Notwithstanding its successful vaccination campaign (which has been often put in contrast to EU's comparatively sluggish record), the United Kingdom is currently suffering another wave of the coronavirus pandemic, driven by the very contagious 'delta' (a.k.a. 'Indian') variant.
How this came to be is well known, and clearly linked to political decisions made by the UK Government. But the consequences could be very dire for continental Europe.
Indeed (see map below), the countries in the EU currently most affected by the new surge in cases are exactly those who recently welcomed UK tourists with few restrictions or none at all: Portugal and Spain. From there, as recent history demonstrates, it's only a matter of time before the fresh pandemic wave sweeps across the continent.

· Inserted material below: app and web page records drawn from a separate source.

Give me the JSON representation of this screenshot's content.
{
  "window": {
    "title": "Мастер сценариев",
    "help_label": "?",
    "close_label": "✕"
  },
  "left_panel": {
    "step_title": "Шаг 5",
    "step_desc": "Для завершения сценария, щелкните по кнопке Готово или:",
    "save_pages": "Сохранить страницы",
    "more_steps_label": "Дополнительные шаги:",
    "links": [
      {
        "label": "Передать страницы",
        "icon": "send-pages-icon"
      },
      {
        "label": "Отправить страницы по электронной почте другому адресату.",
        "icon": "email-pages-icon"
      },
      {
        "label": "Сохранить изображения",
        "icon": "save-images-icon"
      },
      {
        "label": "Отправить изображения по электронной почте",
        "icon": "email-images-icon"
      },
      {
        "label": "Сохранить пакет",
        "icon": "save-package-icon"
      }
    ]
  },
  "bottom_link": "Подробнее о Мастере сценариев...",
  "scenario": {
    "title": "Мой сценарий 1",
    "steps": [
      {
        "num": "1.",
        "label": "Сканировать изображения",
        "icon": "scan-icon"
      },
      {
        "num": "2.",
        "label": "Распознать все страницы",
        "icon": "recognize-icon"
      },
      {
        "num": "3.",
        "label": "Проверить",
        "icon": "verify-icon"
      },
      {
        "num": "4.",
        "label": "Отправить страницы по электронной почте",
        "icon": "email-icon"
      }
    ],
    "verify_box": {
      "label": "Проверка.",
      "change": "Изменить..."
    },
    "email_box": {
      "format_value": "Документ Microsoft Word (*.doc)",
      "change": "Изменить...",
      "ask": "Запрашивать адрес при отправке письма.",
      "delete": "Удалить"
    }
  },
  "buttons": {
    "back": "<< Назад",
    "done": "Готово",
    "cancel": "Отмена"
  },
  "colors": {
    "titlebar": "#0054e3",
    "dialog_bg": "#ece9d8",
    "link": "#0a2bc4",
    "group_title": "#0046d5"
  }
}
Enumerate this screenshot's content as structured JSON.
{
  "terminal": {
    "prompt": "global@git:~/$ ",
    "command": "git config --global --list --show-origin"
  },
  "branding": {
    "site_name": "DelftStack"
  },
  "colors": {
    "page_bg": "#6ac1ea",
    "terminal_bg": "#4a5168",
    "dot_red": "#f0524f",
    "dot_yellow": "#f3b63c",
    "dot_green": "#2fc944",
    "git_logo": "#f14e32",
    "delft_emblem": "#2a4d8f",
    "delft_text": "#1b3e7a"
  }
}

After last spring's third wave of covid-19 in Europe was driven by the 'alpha' variant of the virus that originated in England, it's now the second time in half a year that the UK is the gateway for a pandemic wave affecting the continent. The main explanation for this recurrent hazard is the continued recklessness in managing this health crisis by the British authorities.